There was a lot of promise behind this film from the producers of Get Out and Us, but unfortunately it lacks the vision of those films’ creator Jordan Peele.
Instead we’re offered some admittedly stunning and shocking images of America’s slavery past and how it coincides with the current state of affairs from the supposed land of opportunity.
Both of these world’s alone resonate deeply the physical pains of the past and how the mental scars are still very much in the present. The problem in the narratives depiction comes with the marrying of these two worlds through the eyes of the film’s protagonist played by an incredible Janelle Monae. One can not fault her performance as she clearly pushes her every ounce of emotion and deserves praise for this alone. It’s just a shame that this is overshadowed by the clunkiness of the film’s exposition.

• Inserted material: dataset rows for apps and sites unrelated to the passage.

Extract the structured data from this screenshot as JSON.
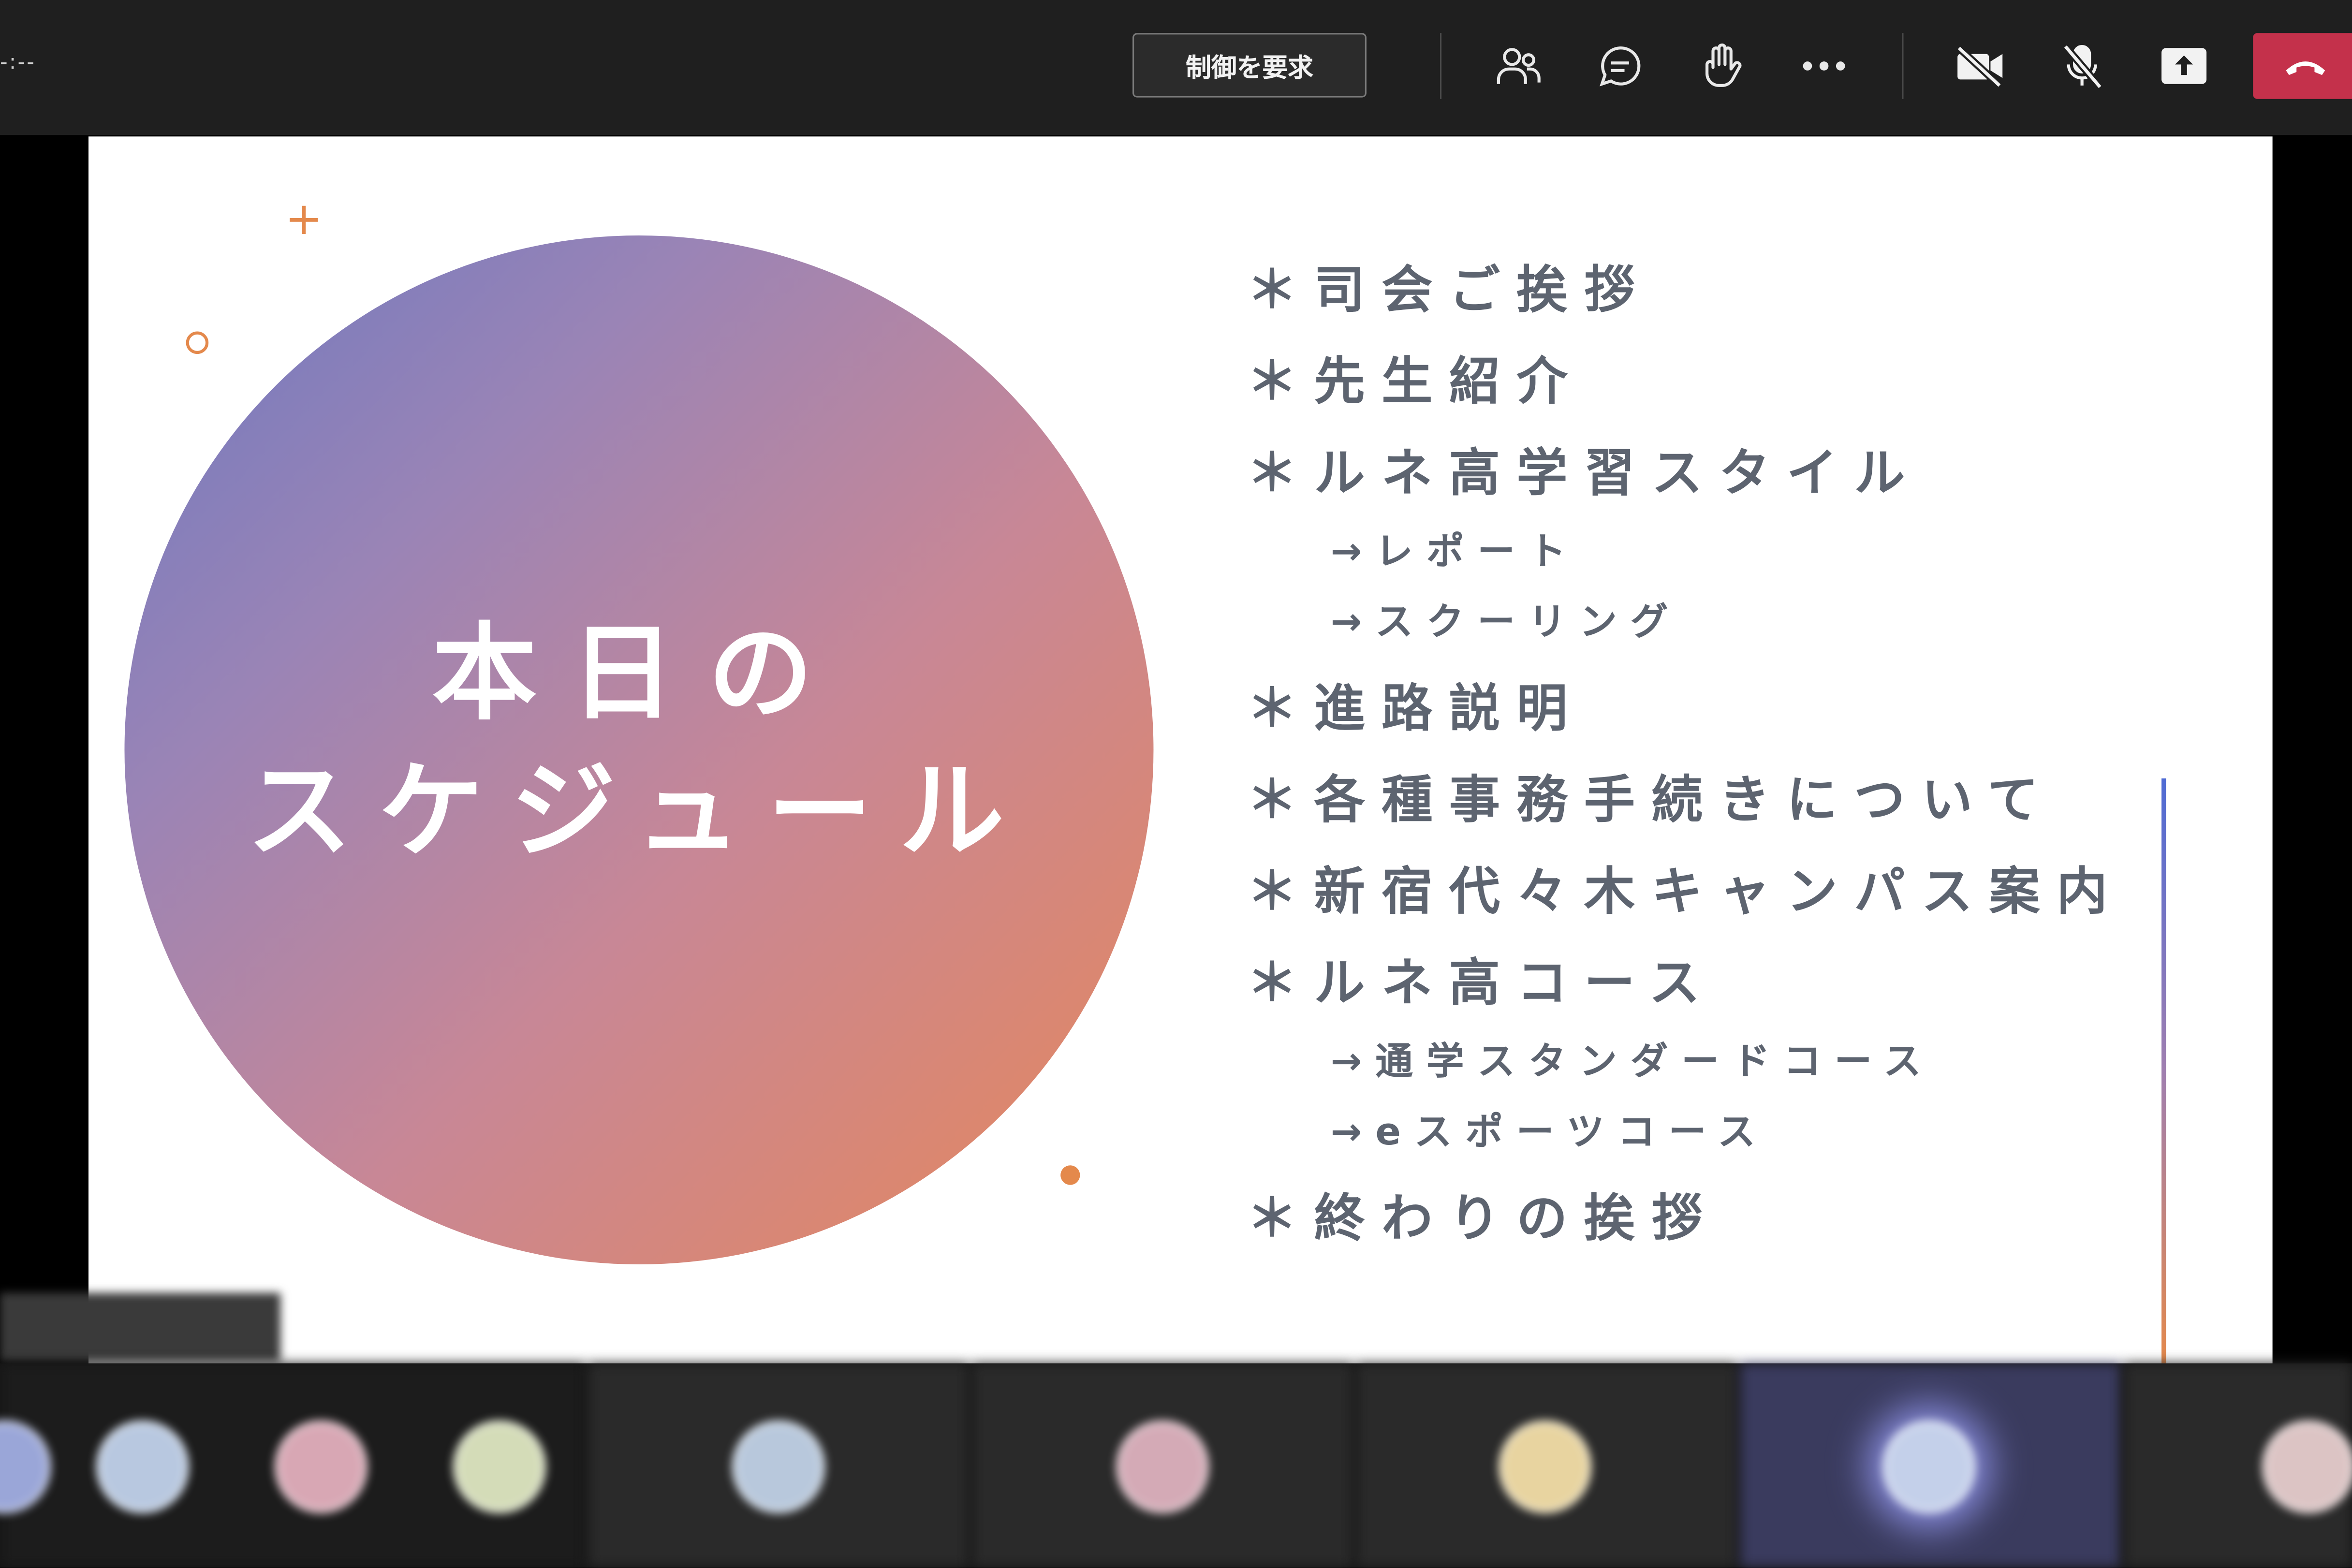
{
  "toolbar": {
    "timer": "-:--",
    "request_control_label": "制御を要求",
    "icons": [
      "participants-icon",
      "chat-icon",
      "raise-hand-icon",
      "more-icon",
      "camera-off-icon",
      "mic-off-icon",
      "share-icon",
      "hang-up-icon"
    ],
    "hangup_color": "#c4314b"
  },
  "slide": {
    "title_line1": "本日の",
    "title_line2": "スケジュール",
    "agenda": [
      "＊司会ご挨拶",
      "＊先生紹介",
      "＊ルネ高学習スタイル",
      "→レポート",
      "→スクーリング",
      "＊進路説明",
      "＊各種事務手続きについて",
      "＊新宿代々木キャンパス案内",
      "＊ルネ高コース",
      "→通学スタンダードコース",
      "→eスポーツコース",
      "＊終わりの挨拶"
    ],
    "decor_plus": "+",
    "colors": {
      "accent_orange": "#e4894c",
      "text_gray": "#5d6470",
      "gradient_start": "#6c78c0",
      "gradient_end": "#e6875a"
    }
  }
}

The premise presented to the audience is that Monae plays a modern African American woman, Veronica, trapped in a 19th century slave plantation run by the Confederate States Army. Straight away the audience has to endure the stark brutality and the tight reins that are forced upon the slaves who must not speak unless spoken to and any signs of “misbehaviour” could lead to a fatal outcome of the slaves do not tow the line.
As the story unfolds, the audience soon starts to question how the premise fits into the overall story arc. Is Veronica trapped in a time warp or God forbid, are we about to embark on M. Night Shyamalan The Village venture?
Unfortunately the story centres strangely towards the latter and by the time the reveal occurs, we no longer care and a little rushed to a conclusion that all too neatly into this declaration, which is probably the most horrific thing about the movie. By coming out with such strong imagery, the storyteller is left with not much left to shock its audience and we’re left playing the guessing game and neglecting the core message at hand.
Hats off to the support performance of Gabourey Sidibe who steals every scene she is in. I wish more could be said for Jack Huston and Jena Malone, who are equally proficient actors but grossly underused in this instance.
A mismatch of style and substance combined with a weak fusion of the obvious similarities between past and present allows the key message to feel too heavily handled and lost in the complexities of what should have been a very straight forward premise.
Based on Monae’s acting alone though, she should have no qualms about her future and promises to continue to deliver some more powerhouse performances.
- Saul Muerte